One of the greatest horror movies of the last half of the 20th century, George A. Romero’s 1968 classic Night Of The Living Dead is ground zero for the flesh-eating zombie subgenre. Taking place over the course of a single night, Romero’s film concentrates on a group of survivors taking refuge from a plague of the undead in a lonely farmhouse. In the end, however, they prove far more dangerous to each than the flesheaters, as a petty struggle for dominance dooms them to their horrible fate. The tragic ending is a crusher. Heroic Ben (Duane Jones), the lone survivor of the zombie siege is mistaken for a ghoul and killed by a trigger-happy posse of zombie hunters.
The Sixth Sense
Over two decades since its release, The Sixth Sense remains filmmaker M. Night Shyamalan’s best and most effective horror film. Haley Joel Osment stars as a Cole Sear, a sensitive little boy with the uncanny ability to see the dead. As his frightening gift begins to take an emotional toll on Cole and his mother (Toni Collette), child psychologist Malcolm Crowe (Bruce Willis) arrives on the scene to aid the child with his unusual problem. As the film concludes, Cole comes to grips with his power as a tool to relieve the suffering of the deceased and Malcolm Crowe is revealed to have himself been a ghost all along.

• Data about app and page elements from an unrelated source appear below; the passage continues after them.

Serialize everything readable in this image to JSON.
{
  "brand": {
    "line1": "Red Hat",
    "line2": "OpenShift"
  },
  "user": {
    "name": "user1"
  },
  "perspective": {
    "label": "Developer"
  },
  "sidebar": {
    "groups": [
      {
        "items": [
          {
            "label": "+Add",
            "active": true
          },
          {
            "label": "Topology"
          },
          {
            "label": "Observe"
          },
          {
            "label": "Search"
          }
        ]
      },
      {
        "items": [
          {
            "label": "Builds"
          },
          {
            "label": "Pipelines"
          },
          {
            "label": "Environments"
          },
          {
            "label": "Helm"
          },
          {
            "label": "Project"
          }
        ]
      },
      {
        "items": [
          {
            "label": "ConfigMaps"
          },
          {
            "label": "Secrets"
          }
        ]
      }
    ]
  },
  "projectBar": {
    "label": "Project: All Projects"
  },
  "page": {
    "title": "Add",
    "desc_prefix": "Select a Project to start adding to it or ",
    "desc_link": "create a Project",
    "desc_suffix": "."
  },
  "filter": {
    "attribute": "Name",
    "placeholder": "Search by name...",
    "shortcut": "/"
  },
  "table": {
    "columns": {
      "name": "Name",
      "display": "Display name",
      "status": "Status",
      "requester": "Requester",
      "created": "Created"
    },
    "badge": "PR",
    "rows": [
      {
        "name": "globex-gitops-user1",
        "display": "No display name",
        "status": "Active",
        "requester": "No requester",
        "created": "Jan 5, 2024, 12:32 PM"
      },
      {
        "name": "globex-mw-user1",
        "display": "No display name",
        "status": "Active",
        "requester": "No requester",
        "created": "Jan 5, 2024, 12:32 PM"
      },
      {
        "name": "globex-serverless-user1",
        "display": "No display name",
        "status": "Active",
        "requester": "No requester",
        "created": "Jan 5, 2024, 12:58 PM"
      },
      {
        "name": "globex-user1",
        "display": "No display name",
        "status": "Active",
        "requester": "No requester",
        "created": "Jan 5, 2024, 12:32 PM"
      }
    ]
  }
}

Based on Robert Bloch’s 1959 novel of the same name which itself was loosely based on the real-life story of murderer Ed Gein, Psycho is a landmark of the horror genre. Long before the term “spoiler” entered the pop culture lexicon, Alfred Hitchock, cinema’s celebrated master of suspense, expressly forbade audiences to reveal Psycho’s now legendary ending. Forbidding theater owners to allow late entry into the movie, Hitchcock successfully preserved one of the greatest shock endings in cinema history. Although even casual fans are no doubt aware that meek and mild motel owner Norman Bates (Anthony Perkins) murders in the guise of his dead mother, the revelation surely came as a terrifying surprise to audiences in 1960.